South Atlantic island record reveals a South Atlantic response to the 8.2 kyr event K. Ljung1, S. Björck1, H. Renssen2, and D. Hammarlund1 1Geobiosphere Science Centre, Department of Geology, Quaternary Sciences, Lund University, Sölvegatan 12, 223 62 Lund, Sweden 2Faculty of Earth and Life Sciences, Vrije Universiteit Amsterdam, De Boelelaan 1085, 1081 HV Amsterdam, The Netherlands
Abstract. One of the most distinct climate fluctuations during the Holocene is the
short and rapid event centred around 8200 years ago, the 8.2 kyr event,
which was most likely triggered by glacial melt-water forcing from the
receding Laurentide ice-sheet. Evidence for this cooling has primarily been
reported from sites around the North Atlantic, but an increasing number of
observations imply a more wide-spread occurrence. Palaeoclimate archives
from the Southern Hemisphere have hitherto failed to uncover a distinct
climatic anomaly associated with the 8.2 kyr event. Here we present a lake

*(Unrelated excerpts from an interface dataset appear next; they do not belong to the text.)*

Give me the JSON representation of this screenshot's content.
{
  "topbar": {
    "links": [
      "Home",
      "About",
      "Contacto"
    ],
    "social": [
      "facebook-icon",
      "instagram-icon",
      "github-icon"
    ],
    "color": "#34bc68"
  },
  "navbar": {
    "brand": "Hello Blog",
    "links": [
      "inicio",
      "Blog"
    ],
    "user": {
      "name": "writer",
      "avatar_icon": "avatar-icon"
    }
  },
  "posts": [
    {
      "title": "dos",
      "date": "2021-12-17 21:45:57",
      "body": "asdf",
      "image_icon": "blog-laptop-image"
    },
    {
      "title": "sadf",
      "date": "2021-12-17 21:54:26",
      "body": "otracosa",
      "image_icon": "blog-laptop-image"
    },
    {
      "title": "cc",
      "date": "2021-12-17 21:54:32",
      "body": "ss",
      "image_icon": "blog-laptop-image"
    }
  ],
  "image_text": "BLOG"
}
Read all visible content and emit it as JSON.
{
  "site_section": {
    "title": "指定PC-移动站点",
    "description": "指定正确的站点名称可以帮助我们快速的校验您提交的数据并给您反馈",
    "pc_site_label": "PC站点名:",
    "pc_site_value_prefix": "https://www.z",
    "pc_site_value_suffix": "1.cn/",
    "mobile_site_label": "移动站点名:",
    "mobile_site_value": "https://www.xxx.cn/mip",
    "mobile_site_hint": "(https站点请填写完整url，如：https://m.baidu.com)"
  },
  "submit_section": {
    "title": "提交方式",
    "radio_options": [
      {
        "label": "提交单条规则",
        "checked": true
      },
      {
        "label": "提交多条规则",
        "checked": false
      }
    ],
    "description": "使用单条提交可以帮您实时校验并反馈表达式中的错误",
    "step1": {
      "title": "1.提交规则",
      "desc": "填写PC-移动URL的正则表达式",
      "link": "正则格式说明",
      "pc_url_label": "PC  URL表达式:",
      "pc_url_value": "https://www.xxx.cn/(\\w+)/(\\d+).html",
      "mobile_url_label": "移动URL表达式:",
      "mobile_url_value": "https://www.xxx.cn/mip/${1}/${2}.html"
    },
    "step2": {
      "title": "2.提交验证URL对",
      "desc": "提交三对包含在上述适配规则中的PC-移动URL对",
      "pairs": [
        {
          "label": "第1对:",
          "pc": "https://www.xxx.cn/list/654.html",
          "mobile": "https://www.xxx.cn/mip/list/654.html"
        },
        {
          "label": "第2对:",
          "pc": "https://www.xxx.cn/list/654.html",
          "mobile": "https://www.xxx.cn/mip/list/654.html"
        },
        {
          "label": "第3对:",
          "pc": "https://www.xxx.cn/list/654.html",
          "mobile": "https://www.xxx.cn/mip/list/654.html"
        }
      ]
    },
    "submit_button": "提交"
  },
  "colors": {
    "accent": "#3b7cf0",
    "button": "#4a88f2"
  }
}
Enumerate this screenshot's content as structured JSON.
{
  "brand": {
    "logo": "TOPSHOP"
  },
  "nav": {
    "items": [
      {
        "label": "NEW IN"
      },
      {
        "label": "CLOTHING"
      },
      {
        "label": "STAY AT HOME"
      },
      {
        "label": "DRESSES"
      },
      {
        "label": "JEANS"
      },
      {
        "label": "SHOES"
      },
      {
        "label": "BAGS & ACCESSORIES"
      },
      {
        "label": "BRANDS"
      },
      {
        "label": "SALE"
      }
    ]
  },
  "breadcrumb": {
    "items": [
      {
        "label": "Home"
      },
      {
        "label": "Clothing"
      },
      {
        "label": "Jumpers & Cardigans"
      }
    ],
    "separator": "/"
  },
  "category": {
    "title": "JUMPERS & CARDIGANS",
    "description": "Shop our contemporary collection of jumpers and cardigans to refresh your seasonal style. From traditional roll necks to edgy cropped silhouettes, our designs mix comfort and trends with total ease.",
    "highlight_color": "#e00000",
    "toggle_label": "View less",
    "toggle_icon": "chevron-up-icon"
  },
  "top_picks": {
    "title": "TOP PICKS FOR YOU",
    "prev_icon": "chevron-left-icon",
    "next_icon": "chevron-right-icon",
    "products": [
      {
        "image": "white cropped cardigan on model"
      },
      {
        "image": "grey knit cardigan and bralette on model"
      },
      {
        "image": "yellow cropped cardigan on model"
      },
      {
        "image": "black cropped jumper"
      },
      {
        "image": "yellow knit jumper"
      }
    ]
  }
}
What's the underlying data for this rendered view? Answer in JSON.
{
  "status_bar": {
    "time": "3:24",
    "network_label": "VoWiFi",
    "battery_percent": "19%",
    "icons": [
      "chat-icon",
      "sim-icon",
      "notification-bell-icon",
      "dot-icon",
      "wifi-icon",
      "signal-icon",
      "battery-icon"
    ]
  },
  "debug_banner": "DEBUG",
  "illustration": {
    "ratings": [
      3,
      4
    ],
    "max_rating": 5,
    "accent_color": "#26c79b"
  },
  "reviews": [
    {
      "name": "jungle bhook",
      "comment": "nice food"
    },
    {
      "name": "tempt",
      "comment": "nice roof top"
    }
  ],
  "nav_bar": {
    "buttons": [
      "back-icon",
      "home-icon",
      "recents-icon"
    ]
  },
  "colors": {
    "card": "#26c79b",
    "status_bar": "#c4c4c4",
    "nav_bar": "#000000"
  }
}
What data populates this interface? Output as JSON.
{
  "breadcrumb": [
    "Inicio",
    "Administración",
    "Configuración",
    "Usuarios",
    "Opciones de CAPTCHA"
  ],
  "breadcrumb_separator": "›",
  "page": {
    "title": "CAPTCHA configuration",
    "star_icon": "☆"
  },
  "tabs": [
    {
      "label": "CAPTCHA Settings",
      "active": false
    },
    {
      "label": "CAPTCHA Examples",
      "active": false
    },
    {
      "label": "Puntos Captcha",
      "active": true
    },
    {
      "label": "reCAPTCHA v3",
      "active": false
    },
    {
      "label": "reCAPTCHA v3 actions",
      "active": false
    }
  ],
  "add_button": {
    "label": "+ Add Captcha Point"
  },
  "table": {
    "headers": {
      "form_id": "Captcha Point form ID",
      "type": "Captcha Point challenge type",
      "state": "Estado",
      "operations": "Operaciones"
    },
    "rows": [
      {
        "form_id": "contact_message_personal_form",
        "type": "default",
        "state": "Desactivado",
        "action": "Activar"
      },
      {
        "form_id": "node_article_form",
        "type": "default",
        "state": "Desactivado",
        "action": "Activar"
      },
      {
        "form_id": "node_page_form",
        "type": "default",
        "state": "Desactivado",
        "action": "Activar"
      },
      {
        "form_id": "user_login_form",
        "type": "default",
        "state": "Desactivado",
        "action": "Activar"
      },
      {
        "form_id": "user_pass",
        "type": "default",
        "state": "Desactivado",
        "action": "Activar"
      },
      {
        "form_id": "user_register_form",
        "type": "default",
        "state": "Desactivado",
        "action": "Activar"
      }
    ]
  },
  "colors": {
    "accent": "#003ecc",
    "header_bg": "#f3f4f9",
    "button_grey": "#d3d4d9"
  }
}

sediment record from Nightingale Island in the central South Atlantic
showing enhanced precipitation between 8275 and 8025 cal. yrs BP, most
likely as a consequence of increased sea surface temperature (SST). We show
that this is consistent with climate model projections of a warming of the
South Atlantic in response to reduced north-ward energy transport during the
8.2 kyr event.
Citation: Ljung, K., Björck, S., Renssen, H., and Hammarlund, D.: South Atlantic island record reveals a South Atlantic response to the 8.2 kyr event, Clim. Past, 4, 35-45, doi:10.5194/cp-4-35-2008, 2008.